Problem description: Please copy out every line of the listing below in which the word "DWORD" appears.

Available data:
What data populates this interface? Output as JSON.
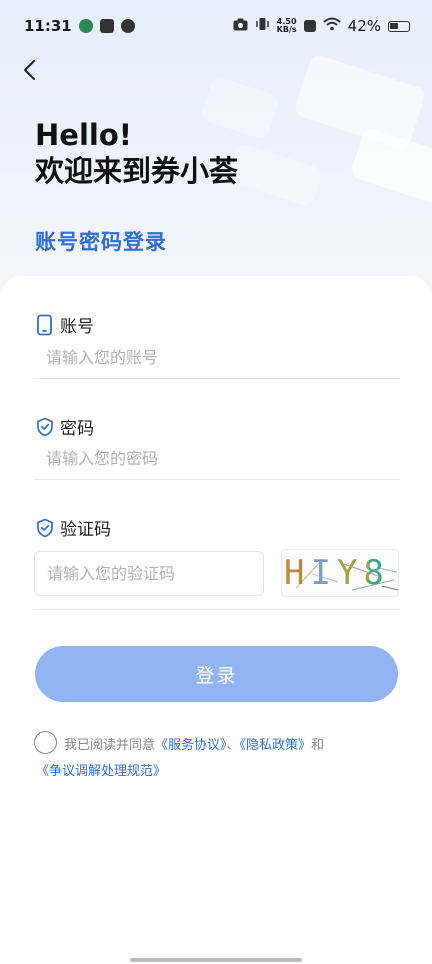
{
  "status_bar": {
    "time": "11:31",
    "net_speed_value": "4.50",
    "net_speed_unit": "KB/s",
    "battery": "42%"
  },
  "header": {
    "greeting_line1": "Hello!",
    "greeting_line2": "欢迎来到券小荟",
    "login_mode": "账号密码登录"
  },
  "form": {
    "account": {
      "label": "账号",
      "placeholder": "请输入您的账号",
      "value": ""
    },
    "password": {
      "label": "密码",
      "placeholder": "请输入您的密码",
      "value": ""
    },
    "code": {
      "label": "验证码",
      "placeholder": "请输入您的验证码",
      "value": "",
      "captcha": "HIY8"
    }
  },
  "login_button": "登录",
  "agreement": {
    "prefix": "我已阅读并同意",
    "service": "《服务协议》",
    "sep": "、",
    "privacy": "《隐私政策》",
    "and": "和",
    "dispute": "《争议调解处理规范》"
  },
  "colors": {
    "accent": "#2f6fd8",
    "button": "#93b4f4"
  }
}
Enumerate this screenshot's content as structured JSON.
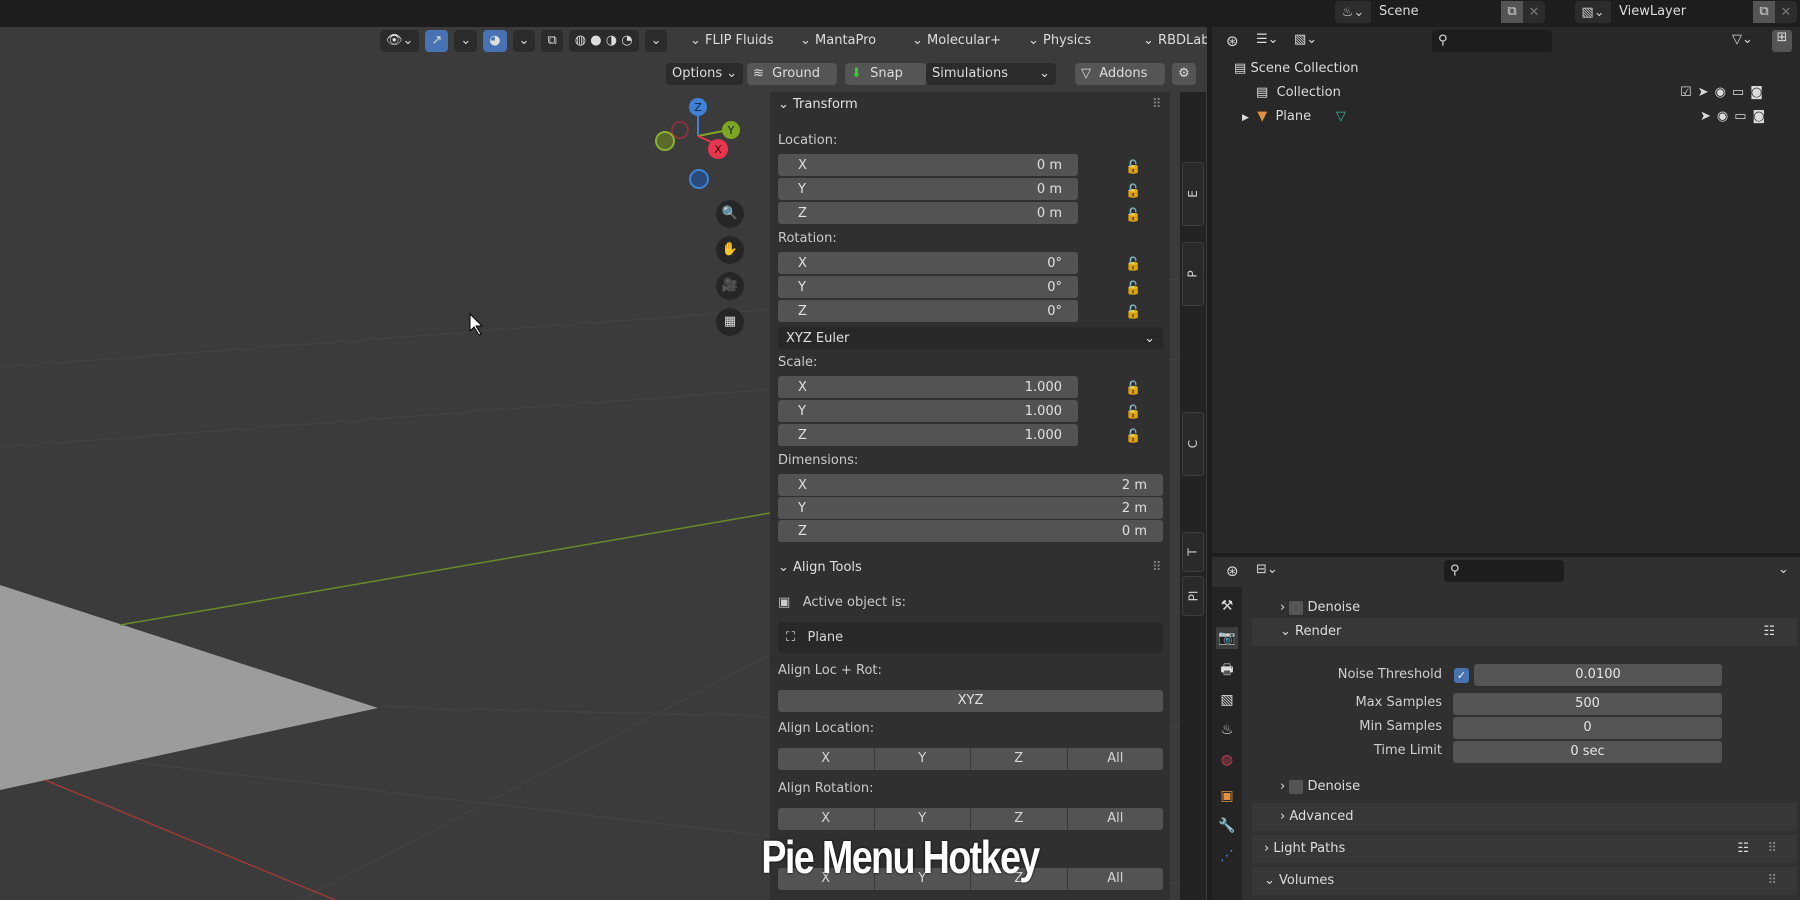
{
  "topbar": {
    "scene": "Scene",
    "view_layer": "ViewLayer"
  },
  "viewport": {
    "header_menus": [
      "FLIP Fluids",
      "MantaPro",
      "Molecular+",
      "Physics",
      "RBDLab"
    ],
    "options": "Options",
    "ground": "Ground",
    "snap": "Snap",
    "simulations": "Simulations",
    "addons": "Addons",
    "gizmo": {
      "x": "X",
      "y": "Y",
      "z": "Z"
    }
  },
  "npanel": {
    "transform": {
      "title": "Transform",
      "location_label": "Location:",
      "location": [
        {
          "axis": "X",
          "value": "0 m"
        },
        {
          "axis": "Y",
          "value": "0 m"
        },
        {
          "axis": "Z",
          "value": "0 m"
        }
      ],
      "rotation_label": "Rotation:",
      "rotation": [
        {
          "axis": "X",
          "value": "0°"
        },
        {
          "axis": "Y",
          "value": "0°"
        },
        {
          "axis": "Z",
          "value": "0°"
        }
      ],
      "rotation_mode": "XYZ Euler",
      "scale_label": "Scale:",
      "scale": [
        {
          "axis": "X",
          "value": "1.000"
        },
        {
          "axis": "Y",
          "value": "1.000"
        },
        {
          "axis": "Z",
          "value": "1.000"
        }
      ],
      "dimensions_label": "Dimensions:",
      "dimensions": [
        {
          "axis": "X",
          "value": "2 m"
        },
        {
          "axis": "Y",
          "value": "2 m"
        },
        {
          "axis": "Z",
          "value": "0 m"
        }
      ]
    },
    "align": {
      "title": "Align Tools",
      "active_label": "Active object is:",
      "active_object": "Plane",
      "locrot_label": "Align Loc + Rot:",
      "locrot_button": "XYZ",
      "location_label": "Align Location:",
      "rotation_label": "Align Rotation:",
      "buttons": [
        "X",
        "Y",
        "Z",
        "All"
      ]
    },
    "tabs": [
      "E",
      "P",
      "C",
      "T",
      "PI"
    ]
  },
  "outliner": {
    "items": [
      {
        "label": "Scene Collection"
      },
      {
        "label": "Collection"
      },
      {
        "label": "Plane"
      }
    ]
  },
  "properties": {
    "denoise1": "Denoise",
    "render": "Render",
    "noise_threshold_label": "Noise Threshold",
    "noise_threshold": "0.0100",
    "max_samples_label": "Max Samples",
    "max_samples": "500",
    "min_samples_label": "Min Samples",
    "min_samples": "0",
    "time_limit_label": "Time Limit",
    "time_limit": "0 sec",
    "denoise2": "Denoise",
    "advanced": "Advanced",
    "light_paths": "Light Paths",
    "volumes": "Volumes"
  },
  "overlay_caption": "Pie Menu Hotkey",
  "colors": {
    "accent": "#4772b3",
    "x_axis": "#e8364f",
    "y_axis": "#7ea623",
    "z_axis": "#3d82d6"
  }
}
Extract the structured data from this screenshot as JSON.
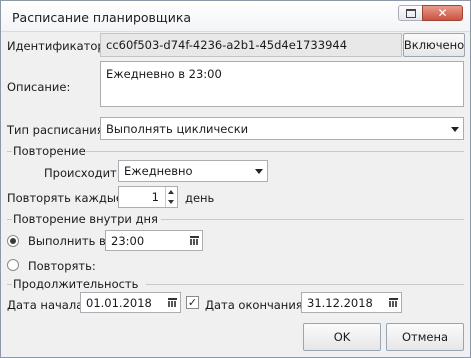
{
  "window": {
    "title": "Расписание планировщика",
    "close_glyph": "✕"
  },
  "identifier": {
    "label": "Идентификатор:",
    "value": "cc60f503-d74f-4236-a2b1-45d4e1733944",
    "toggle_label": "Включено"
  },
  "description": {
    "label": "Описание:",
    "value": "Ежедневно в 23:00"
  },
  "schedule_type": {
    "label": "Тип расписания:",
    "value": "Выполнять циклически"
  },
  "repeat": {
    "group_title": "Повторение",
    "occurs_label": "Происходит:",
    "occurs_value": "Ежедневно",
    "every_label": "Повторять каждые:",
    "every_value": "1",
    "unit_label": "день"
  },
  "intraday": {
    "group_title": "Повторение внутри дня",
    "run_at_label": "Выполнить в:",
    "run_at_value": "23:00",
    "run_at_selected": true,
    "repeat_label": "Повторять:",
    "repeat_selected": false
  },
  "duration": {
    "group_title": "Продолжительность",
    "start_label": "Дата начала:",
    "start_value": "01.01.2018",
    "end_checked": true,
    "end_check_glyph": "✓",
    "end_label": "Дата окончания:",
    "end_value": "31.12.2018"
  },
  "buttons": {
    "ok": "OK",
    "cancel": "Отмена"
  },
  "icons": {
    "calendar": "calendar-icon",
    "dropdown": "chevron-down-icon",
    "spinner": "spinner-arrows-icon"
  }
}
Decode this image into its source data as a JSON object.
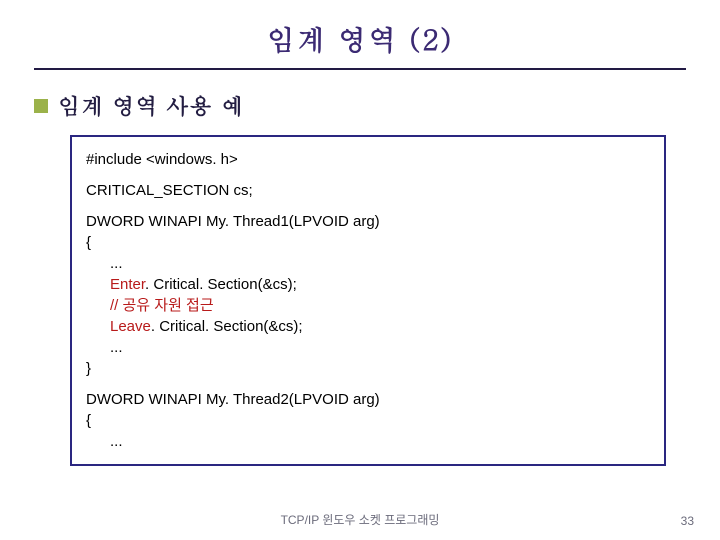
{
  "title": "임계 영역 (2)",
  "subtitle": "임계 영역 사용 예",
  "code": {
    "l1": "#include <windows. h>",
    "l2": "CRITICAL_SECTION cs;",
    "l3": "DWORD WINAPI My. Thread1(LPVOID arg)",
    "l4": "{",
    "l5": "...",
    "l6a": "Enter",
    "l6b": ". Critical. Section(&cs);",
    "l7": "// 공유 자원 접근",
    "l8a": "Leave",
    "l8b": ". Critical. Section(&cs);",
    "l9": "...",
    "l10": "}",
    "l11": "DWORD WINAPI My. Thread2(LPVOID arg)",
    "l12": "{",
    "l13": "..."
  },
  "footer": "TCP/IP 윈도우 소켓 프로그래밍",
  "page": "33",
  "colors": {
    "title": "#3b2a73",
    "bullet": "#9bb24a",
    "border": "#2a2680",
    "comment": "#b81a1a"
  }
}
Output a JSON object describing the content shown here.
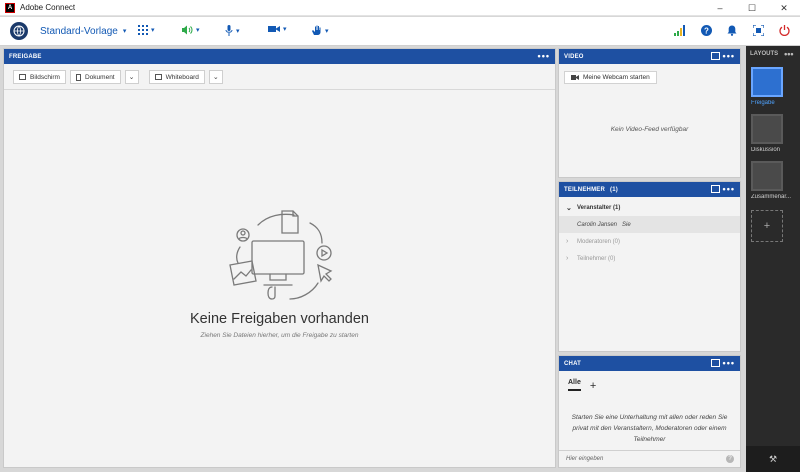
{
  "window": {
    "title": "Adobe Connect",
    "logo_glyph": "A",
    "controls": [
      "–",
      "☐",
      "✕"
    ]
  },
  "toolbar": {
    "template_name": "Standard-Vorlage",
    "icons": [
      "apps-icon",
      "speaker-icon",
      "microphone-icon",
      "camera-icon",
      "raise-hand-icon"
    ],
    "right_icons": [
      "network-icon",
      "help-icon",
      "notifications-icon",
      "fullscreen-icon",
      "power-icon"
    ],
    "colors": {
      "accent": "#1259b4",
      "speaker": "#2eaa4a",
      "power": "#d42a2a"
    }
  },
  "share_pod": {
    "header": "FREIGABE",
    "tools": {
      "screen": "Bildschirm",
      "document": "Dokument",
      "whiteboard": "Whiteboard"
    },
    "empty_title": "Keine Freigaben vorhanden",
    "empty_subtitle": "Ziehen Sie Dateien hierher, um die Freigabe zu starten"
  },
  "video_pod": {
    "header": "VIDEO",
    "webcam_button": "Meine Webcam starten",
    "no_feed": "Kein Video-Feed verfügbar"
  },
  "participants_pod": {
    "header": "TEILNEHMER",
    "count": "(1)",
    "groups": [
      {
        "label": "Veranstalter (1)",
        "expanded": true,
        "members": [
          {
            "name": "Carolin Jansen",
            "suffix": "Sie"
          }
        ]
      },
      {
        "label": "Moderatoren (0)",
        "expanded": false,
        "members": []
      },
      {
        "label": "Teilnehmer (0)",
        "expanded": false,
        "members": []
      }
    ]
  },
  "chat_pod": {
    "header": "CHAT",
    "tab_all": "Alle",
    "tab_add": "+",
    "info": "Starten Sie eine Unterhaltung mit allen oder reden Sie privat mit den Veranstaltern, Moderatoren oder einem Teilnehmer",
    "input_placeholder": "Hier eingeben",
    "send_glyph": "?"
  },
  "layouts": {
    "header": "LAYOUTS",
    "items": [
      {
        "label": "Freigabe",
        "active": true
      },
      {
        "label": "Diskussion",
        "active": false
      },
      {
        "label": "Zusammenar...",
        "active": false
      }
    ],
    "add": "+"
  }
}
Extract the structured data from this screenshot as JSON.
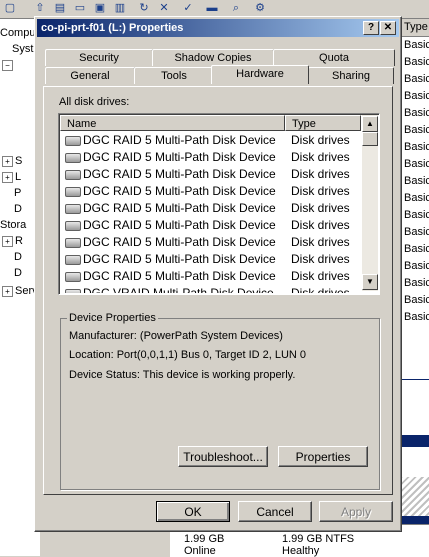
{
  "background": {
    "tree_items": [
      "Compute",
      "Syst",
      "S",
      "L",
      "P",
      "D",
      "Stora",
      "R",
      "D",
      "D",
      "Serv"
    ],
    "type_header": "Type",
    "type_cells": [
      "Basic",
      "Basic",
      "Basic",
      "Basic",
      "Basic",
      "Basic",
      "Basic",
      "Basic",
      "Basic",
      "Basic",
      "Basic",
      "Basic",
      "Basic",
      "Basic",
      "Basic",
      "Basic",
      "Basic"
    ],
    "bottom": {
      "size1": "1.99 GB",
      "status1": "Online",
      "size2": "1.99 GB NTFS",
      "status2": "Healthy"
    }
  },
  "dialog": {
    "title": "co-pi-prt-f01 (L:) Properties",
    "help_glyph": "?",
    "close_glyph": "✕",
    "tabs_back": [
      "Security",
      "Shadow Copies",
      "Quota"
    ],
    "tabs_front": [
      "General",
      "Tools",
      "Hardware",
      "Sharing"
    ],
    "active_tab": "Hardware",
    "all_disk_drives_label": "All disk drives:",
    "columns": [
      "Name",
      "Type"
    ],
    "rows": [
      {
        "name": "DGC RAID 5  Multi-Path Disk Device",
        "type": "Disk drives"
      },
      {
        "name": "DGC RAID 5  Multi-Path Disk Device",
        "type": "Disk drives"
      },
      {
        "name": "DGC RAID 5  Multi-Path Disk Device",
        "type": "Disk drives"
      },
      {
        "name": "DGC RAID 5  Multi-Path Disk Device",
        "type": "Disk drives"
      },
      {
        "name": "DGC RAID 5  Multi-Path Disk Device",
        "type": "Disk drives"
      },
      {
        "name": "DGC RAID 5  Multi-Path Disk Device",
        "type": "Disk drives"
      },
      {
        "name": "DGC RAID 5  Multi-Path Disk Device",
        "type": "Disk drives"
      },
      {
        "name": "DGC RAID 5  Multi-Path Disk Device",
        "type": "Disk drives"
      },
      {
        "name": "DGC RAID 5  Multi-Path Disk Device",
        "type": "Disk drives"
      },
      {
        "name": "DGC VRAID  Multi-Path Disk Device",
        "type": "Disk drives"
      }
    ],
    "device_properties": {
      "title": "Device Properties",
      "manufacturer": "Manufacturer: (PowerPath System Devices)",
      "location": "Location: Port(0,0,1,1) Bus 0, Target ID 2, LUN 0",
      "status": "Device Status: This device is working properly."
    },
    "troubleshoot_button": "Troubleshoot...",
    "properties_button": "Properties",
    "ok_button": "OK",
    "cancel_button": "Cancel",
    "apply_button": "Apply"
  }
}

Your solution:
    "l3": "DWORD WINAPI My. Thread1(LPVOID arg)",
    "l11": "DWORD WINAPI My. Thread2(LPVOID arg)",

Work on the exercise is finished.